The Florida Department of Health in Volusia County offers the following tips to protect yourself and family from the smoke:
- Avoid prolonged outdoor activities. This is especially important for children and persons with pre-existing medical conditions.
- Stay indoors and run your air conditioner, if you have one. Keep the fresh air intake closed and the filter clean to prevent bringing additional smoke inside. For best results, run the air conditioning with recirculated air. Consider running a HEPA Air filter in your house if smoke becomes a nuisance.
- Keep windows and doors closed. If outside, consider wearing a dust mask to reduce your exposure to smoke.
- If you have asthma, emphysema, chronic bronchitis that do not respond to your regular medications or you have severe symptoms of headache, dizziness, nausea, prolonged cough, sore throat, or shortness-of-breath, visit an urgent care/emergency room or contact your medical provider. If conditions are life-threatening, call 911 immediately.
- When outdoor smoke levels are high, try to avoid using anything that burns, such as wood fireplaces, gas logs, gas stoves and candles. Do not vacuum, which stirs up particles already inside your home. Do not smoke.
- Pay attention to local air quality reports, news coverage or health warnings related to smoke.
Florida Forest Service wildfire information: Find current conditions by county, burn bans and helpful tips.
Florida Forest Service: Ready, Set, Go! is a national program that brings first responders together to amplify the wildfire hazard preparedness messages and educate the public as we work toward creating fire-adapted communities.
Florida Forest Service: Ready, Set, Go! tool to create your own personal wildfire action plan.
Florida 511 is real-time information collected by Intelligent Transportation Systems to help travelers and commuters with trip decisions.
About the Volusia/Flagler PIN

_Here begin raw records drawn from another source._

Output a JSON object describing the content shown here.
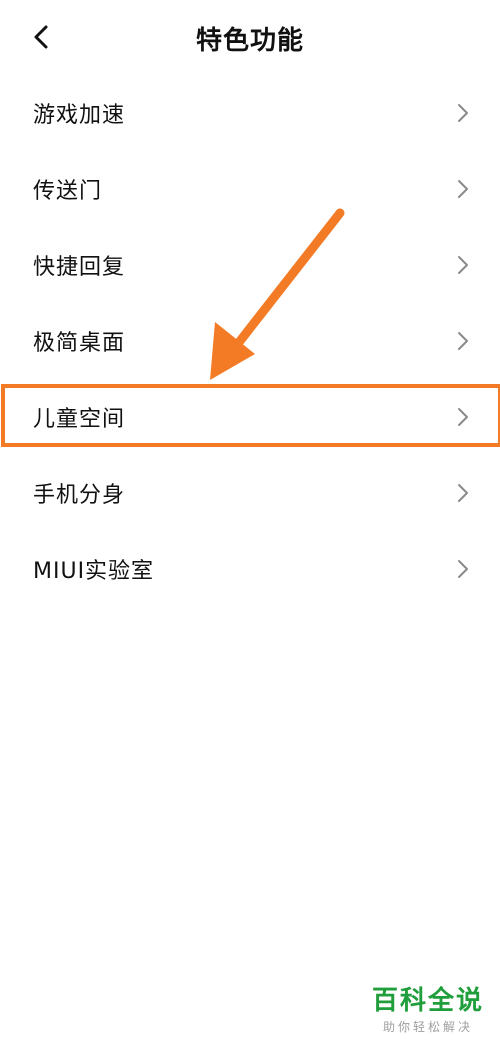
{
  "header": {
    "title": "特色功能",
    "back_icon": "chevron-left-icon"
  },
  "menu": {
    "items": [
      {
        "label": "游戏加速"
      },
      {
        "label": "传送门"
      },
      {
        "label": "快捷回复"
      },
      {
        "label": "极简桌面"
      },
      {
        "label": "儿童空间",
        "highlighted": true
      },
      {
        "label": "手机分身"
      },
      {
        "label": "MIUI实验室"
      }
    ],
    "chevron_icon": "chevron-right-icon"
  },
  "annotation": {
    "color": "#f47b25"
  },
  "watermark": {
    "title": "百科全说",
    "subtitle": "助你轻松解决",
    "color": "#1f9e3b"
  }
}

The Volusia/Flagler Public Information Network (PIN) works to ensure that public information officers (PIOs) will collaborate and coordinate public information before, during and after disasters affecting a widespread area in the two-county region. The PIOs represent a wide range of agencies including city and county governments, the court system, law enforcement, fire services, emergency medical services, hospitals, public schools, colleges and universities, the tourism industry, and nonprofit agencies.
The PIN's operating principle is that public information resources are available to support an incident's lead agency and incident commander regardless of agency boundaries.
During disasters the PIN issues joint news releases and maintains a website that includes information from all the agencies involved in a response.
The group's Joint Information Center (JIC) plan is compliant with the National Incident Management Systems, thereby creating a Joint Information System (JIS) plan.
The network was established in 2005 after public information officers attended an Advanced PIO Training session at FEMA's education center in Emmitsburg, Maryland. Since then, the PIN has been activated during incidents including tornadoes, flooding and wildfires.